### Work task
Using the data that follows, give the number of lines in which the word "text" occurs. Write only the number.
++++++++++
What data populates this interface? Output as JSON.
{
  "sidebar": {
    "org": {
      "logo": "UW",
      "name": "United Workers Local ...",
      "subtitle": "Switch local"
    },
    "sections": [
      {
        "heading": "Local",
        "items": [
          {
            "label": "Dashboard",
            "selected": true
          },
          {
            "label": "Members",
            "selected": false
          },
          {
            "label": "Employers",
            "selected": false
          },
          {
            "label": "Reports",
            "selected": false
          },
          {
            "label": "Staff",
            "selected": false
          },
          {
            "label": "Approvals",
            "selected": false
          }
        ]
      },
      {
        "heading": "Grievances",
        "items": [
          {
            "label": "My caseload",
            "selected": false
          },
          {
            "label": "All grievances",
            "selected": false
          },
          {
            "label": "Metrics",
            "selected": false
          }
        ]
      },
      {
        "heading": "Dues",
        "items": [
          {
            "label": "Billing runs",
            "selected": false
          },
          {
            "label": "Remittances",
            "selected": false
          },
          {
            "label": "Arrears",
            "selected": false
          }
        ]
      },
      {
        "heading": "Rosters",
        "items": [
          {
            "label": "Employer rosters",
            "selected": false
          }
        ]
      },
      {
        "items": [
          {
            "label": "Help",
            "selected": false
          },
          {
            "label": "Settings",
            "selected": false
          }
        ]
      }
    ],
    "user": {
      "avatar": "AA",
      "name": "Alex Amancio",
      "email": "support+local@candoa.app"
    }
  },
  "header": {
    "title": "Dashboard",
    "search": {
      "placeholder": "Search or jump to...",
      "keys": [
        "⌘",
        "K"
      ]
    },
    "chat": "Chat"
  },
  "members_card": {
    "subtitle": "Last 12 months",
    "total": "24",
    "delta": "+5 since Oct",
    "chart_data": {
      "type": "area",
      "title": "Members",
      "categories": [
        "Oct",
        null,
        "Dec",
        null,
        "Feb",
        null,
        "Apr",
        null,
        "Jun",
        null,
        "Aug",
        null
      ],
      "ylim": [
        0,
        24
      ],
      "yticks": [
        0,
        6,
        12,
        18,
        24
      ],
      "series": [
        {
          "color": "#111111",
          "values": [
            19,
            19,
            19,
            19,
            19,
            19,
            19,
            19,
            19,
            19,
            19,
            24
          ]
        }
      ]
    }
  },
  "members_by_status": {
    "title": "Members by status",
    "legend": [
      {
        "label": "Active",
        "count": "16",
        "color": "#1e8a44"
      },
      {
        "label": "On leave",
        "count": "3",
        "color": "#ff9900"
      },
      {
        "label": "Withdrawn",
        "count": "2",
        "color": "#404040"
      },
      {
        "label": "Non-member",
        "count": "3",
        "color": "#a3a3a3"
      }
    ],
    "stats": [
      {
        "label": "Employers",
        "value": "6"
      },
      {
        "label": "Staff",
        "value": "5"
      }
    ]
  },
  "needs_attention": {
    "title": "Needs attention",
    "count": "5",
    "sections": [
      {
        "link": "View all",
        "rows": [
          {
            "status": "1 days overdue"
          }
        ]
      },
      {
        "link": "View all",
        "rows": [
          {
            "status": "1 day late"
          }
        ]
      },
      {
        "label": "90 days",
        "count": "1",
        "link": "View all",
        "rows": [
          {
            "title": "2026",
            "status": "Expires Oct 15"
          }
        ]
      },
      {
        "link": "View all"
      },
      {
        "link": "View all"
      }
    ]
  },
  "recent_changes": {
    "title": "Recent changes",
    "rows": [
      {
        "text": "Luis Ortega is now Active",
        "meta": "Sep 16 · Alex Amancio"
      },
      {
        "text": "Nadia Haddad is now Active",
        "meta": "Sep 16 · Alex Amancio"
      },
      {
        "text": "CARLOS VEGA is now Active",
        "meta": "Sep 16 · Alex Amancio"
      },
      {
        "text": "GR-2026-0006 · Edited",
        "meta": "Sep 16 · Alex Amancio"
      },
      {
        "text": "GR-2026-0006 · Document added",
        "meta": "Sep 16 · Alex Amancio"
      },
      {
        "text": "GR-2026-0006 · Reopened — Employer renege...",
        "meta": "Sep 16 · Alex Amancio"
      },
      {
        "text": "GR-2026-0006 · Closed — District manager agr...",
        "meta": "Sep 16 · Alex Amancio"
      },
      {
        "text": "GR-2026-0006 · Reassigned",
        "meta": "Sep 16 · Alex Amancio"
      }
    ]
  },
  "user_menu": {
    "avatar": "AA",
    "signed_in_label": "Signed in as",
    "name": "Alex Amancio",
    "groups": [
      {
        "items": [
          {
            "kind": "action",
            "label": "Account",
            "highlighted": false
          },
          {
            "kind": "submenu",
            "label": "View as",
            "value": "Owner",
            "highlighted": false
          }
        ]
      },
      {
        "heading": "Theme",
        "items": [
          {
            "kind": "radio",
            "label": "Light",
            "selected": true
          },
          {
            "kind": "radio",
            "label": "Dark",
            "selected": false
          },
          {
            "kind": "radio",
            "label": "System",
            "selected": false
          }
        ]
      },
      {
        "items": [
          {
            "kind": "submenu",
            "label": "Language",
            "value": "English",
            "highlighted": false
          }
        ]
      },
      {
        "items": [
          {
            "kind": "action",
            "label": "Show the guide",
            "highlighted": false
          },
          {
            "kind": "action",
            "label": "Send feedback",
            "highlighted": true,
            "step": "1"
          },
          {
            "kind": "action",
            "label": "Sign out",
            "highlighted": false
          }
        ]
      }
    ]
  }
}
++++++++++
### Task answer
8